Blair's Book Blog

Fountain pens thoughts: Lamy Safari and AL-Star

The Lamy Safari and AL-Star fountain pens tend to be popular introductory fountain pens. They’re relatively inexpensive, easy to find, and are available in many different colors.

I consider the Safari and AL-Star very similar, as fountain pens go, their main difference being the materials. Whereas the Safari typically has a uniform and plastic material for the barrel, section, and cap, the AL-Star uses aluminum for the barrel and cap, and plastic for the section. They both feature the same triangular grip on the section, both use the same Lamy cartridges and cartridge converters, and the same nibs fit both.

The clip on the AL-Star that I had eventually weakened to the point that it was fairly wobbly. I couldn’t feel confident that clipping the pen in into a pocket would keep it in place (and often it fell off, with a couple of close calls near a toilet.

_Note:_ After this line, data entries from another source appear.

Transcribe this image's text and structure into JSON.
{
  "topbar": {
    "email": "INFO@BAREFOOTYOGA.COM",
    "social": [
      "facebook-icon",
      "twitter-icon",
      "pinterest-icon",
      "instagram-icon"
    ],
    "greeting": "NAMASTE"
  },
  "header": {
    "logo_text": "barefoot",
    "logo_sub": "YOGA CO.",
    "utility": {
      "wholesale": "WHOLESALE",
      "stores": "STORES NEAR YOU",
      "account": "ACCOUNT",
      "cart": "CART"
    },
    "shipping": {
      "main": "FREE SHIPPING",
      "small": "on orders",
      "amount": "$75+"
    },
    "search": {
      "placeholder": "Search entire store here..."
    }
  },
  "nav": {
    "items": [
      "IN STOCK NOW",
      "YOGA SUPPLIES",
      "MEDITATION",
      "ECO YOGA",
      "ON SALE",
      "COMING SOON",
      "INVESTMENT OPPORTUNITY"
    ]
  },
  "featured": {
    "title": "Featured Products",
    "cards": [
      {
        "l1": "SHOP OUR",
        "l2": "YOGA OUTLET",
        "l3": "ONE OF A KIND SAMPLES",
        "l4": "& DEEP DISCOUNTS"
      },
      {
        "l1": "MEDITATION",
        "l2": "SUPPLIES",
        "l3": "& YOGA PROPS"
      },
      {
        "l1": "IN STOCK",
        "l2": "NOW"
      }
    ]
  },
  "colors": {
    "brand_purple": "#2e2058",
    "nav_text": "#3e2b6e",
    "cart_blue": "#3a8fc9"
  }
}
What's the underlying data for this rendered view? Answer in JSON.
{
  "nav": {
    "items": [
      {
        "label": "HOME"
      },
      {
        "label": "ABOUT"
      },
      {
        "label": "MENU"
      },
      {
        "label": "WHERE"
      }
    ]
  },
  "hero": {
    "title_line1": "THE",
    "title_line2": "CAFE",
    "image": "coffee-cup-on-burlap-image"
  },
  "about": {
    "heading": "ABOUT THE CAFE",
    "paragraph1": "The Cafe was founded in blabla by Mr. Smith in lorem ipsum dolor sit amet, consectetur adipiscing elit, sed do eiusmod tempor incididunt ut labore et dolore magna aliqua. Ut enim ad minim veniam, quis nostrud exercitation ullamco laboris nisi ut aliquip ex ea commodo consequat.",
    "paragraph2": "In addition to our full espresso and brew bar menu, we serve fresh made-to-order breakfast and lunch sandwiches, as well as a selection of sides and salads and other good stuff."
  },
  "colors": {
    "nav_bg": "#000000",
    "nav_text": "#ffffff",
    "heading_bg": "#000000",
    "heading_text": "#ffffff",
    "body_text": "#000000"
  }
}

I also found that the AL-Star was uncomfortable for me to hold, as the cold aluminum tended to drain the warmth from my hands.

The triangular sections on Lamy Safari and AL-Star fountain pens may be helpful for learning how to grip a fountain pen. Depending on your grip style, this may be more of a hindrance; I personally found it unobtrusive. I do find the section relatively small, lacking enough space for a comfortable grip.

If you want to try several different nibs, Lamy offers many nib width options for the Safari and AL-Star, and they’re relatively easy to swap. However, their Lamy’s nib guide demonstrates that their nib sizes tend to overlap with relatively wide margins. For example, you can purchase three fine nibs, and they can conceivably fall within range of an extra-fine nib to a medium nib. Typically the nibs are smooth, but sometimes it is possible to come across a scratchy nib.

I find the Lamy Safari and AL-Star fairly easy to maintain fountain pens. With a bit of gripping material (a small piece of rubber or anti-slip mats for kitchens work well), you can pull out the feed for deep cleaning. However, if you don’t have dried ink in your fountain pen, you can easily clean these fountain pens with a water and a bulb syringe. Remove the cartridge or cartridge converter, suck water into your bulb syringe, place the bulb syringe into the cartridge nibble, and gently squeeze. Depending on the ink that you last used, a single fill and flush from a bulb syringe may clean your pen; if not, repeat until the water runs clear.

Overall I find them to be fairly rugged and moderately inexpensive fountain pens. At least within the United States, it is relatively easy to obtain parts and supplies for Lamy Safari and AL-Star fountain pens. I recommend buying Lamy fountain pens from a reputable seller and avoiding Amazon sellers. As a fairly popular pen design, these fountain pens do attract counterfeiters.